In the said case, the Supreme Court abolished State quotas in private unaided professional colleges and specifically held that the state could not impose reservations in unaided institutions. This led to the passing of the Constitution (Ninety-third Amendment) Act, 2005 by the Parliament in December 2005.

(e) ChampakamDorairajan v. State ofMadras.14

In Champakam Dorairajan case, the Government of Madras reserved seats in state medical and engineering colleges for different communities in certain proportions on the basis of religion, race, and caste which was challenged as unconstitutional. The government defended its order on the grounds of article 46 of the Constitution, permitting the state to promote with special care the educational and economic interests of the weaker sections of the people and in particular scheduled castes and scheduled tribes to secure social justice. But the Supreme Court struck down the order as it was violative of equality guaranteed under Article 15(1) and observed that directive principles can’t override the guaranteed fundamental rights. As a result, the Parliament brought an amendment to article 15 and inserted clause (4) by the virtue of The Constitution (First Amendment) Act, 1951.


Judicial review, over the varied years, has proven to be one of the important mechanism through which the courts may examine the actions of the legislature, the executive and other varied governmental agencies and then decide upon whether or not the actions by such authorities are valid and within the limits set by the Constitution, thereby not infringing the doctrine of Basic Structure.

It may be thereby be inferred that Judicial Review grants the Court the power to act as a custodian of the fundamental rights, thereby exercising good governance.

Also Read,

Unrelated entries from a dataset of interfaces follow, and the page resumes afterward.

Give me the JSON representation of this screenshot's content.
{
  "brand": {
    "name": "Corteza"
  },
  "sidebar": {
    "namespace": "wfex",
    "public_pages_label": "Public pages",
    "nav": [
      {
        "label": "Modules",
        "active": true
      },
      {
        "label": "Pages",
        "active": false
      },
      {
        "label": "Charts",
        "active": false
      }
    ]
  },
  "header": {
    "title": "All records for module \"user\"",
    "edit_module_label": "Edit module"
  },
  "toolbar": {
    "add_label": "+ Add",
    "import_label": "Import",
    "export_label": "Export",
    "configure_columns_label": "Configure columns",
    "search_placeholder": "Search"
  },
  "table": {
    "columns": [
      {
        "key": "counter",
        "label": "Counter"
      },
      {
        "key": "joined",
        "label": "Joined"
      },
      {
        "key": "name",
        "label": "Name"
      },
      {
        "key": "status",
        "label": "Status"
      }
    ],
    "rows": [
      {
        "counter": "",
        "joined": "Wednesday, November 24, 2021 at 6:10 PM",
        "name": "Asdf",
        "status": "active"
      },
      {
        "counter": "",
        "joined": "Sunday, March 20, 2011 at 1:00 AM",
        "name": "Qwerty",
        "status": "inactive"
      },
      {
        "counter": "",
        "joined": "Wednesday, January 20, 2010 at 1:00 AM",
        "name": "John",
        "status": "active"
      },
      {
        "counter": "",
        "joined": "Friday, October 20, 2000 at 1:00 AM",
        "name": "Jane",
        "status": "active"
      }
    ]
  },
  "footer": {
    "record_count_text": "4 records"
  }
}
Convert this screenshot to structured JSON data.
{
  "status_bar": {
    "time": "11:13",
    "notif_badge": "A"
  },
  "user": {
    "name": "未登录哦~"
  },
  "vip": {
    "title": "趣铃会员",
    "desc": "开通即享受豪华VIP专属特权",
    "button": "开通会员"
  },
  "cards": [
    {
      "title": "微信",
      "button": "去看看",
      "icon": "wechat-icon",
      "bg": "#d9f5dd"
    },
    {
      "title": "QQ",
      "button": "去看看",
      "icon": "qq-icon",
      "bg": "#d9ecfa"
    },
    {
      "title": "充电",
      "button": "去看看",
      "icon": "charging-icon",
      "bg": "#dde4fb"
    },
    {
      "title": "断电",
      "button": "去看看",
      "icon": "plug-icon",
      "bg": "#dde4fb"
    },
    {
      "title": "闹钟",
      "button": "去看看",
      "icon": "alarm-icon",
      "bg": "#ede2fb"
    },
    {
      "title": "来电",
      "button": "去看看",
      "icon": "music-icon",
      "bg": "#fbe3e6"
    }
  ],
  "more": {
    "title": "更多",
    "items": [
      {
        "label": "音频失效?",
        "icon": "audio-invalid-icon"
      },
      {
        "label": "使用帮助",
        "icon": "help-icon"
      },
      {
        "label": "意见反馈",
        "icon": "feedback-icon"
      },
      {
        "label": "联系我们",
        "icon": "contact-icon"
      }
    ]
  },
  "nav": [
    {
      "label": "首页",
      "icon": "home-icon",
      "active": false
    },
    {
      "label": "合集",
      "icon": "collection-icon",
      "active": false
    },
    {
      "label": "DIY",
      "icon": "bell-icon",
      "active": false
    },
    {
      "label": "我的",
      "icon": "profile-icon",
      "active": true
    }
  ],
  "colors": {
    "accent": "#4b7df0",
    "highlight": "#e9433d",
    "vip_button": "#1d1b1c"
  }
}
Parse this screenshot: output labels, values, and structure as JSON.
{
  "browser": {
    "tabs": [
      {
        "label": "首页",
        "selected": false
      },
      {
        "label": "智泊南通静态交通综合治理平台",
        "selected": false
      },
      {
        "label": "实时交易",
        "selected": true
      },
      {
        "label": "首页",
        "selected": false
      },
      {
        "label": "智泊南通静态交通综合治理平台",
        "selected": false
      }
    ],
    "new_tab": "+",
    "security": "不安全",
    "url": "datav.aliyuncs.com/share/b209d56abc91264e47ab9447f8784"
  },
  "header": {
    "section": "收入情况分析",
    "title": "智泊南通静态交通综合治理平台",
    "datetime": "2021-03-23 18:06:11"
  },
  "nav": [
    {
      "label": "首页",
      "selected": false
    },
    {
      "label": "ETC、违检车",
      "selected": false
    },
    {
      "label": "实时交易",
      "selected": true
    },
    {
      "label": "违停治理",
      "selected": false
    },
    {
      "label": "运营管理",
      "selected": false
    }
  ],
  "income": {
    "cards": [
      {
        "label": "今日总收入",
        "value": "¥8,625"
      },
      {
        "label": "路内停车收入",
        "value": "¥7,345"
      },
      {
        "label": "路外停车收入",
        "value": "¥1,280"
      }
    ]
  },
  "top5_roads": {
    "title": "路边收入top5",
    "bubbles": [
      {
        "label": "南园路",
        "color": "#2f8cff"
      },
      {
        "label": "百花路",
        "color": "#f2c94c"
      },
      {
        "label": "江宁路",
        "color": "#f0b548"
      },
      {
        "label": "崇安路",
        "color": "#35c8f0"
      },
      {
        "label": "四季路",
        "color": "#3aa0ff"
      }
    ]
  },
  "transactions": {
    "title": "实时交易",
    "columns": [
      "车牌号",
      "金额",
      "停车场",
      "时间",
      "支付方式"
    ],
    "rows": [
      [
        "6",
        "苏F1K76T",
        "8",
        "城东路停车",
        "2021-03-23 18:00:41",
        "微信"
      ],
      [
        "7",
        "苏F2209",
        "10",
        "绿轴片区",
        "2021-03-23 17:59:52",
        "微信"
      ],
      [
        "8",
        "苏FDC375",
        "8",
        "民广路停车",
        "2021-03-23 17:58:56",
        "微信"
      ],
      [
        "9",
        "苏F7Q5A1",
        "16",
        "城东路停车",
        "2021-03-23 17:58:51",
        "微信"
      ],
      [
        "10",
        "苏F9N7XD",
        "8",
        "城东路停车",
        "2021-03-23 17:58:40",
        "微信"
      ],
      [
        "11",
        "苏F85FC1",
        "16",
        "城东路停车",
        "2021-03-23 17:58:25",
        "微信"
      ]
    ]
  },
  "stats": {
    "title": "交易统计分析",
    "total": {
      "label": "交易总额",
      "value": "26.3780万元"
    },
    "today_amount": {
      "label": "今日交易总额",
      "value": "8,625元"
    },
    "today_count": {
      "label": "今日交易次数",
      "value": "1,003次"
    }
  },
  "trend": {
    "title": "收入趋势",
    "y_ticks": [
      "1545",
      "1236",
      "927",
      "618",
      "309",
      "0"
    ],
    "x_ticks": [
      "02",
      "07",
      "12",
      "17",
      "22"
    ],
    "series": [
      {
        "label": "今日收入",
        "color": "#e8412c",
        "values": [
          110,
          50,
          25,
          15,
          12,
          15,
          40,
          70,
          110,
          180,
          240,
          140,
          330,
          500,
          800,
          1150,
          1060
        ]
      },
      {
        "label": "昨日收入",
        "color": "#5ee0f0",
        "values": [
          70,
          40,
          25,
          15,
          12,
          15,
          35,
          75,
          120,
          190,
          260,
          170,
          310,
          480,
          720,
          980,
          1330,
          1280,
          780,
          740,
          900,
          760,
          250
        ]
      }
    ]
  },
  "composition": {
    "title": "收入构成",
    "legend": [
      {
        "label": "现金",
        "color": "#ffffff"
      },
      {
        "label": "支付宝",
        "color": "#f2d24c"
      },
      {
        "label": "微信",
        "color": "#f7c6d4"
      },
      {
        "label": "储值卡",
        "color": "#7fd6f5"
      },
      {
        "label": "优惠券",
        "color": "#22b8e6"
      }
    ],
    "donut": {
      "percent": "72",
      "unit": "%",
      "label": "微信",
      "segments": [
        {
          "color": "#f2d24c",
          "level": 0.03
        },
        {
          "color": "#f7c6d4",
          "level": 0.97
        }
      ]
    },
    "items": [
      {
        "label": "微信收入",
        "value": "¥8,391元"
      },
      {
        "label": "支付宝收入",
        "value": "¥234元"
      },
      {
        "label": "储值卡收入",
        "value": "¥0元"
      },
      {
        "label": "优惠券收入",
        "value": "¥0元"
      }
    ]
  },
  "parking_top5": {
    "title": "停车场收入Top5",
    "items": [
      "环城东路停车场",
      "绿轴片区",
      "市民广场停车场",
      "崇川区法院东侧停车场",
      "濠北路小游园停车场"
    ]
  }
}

  1. ­­­­­­­­­­­­Article 12 of The Constitution of India,1949
  2. (2003) 4 SCC 364 
  3.  (1948) 1 KB 223
  4. Part III ,Articles 12- 32 of the Constitution of India,1949
  5. C.M.P No. 8678 of 1986 in W.P No. 9144
  6. Article 226 of the Constitution of India 1949
  7. Article 32 of the Constitution of India 1949
  8. M Siddiq (Deceased) ThrLrs v. Mahant Suresh Das &Ors .Decided – 9/11/2019
  9. AIR 1967 SC 295
  10. ( 1973 ) 4 SCC 225
  11. AIR 1980 SC 1789
  12.  1967 AIR 1643; 1967 SCR(2) 762
  13. AIR 2005 SC 3226
  14. AIR 1951 SC 226